# [Instructions for the task]
The answer must consist of every line below containing "label".

Dataset rows for apps and sites
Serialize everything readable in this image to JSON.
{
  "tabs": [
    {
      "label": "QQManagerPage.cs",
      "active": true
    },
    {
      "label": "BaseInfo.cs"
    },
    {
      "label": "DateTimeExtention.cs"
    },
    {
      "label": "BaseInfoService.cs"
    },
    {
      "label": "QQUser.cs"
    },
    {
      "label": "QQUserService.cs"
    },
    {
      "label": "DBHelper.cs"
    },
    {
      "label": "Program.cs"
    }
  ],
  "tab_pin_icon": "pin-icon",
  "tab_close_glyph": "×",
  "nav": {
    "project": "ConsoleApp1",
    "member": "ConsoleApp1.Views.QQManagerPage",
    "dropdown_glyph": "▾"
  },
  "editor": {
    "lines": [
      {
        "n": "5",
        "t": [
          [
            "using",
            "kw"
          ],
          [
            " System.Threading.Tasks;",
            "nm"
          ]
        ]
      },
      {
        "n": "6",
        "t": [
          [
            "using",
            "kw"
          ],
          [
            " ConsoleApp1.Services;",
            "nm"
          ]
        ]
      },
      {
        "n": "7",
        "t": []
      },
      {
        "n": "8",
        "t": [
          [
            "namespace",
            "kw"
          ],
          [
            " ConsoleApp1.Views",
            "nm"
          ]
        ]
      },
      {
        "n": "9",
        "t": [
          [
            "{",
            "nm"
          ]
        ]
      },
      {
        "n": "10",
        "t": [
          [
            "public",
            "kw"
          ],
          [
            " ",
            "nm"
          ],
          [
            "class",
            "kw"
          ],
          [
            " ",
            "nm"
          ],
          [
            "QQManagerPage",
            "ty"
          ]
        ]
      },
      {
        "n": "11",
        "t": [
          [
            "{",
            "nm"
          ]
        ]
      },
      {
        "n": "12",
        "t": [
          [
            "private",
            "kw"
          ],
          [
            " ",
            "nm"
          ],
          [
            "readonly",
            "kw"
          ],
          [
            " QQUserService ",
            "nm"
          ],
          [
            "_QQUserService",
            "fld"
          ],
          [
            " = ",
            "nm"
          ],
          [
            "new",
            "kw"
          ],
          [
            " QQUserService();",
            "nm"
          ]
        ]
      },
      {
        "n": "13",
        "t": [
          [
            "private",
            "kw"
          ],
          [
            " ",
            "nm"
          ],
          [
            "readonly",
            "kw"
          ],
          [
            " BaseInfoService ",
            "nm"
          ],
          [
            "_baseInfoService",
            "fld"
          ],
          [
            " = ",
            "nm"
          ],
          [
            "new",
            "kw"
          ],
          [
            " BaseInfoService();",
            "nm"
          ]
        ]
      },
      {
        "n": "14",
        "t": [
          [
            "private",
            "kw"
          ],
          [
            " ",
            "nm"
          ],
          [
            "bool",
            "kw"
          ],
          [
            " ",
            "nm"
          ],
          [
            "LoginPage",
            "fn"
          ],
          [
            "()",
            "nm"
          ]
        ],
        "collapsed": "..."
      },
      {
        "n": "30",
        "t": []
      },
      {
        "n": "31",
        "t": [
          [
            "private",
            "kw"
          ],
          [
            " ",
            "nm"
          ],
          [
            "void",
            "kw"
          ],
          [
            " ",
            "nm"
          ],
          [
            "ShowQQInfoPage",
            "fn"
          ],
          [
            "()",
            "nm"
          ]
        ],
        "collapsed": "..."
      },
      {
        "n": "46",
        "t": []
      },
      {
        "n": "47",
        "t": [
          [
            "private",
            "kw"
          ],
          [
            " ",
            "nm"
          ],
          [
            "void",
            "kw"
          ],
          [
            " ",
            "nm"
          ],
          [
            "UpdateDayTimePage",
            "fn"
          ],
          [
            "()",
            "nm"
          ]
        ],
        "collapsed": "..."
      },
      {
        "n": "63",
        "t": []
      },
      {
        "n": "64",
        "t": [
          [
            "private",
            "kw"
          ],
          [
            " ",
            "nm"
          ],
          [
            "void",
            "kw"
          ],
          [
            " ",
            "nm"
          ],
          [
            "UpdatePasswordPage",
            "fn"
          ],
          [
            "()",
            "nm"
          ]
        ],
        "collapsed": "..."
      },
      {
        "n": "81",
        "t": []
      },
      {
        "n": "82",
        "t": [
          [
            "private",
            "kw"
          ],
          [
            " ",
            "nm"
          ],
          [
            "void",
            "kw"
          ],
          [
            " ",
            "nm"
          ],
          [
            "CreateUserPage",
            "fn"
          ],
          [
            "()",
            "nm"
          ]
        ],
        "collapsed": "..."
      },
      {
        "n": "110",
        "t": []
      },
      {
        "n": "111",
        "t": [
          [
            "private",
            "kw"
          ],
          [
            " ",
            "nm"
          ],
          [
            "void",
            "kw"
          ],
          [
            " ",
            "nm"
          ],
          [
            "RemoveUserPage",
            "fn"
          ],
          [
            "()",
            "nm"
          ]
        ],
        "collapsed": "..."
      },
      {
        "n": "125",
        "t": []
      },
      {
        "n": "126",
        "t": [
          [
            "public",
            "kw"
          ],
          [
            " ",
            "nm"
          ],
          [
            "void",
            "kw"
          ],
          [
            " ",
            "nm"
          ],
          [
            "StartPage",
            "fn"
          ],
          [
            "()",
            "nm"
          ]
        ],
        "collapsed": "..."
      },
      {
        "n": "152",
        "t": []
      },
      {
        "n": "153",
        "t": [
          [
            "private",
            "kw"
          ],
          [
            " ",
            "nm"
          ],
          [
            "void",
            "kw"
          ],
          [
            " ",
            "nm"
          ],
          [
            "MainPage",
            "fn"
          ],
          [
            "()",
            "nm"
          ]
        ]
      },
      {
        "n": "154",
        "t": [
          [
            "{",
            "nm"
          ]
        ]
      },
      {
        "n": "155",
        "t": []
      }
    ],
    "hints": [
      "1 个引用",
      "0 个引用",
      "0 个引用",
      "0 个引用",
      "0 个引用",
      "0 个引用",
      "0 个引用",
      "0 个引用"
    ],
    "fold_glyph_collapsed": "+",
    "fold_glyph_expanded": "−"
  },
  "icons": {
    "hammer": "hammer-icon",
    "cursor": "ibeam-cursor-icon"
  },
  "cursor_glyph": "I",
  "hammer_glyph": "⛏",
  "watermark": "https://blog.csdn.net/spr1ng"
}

# [Task solution]
      "label": "QQManagerPage.cs",
      "label": "BaseInfo.cs"
      "label": "DateTimeExtention.cs"
      "label": "BaseInfoService.cs"
      "label": "QQUser.cs"
      "label": "QQUserService.cs"
      "label": "DBHelper.cs"
      "label": "Program.cs"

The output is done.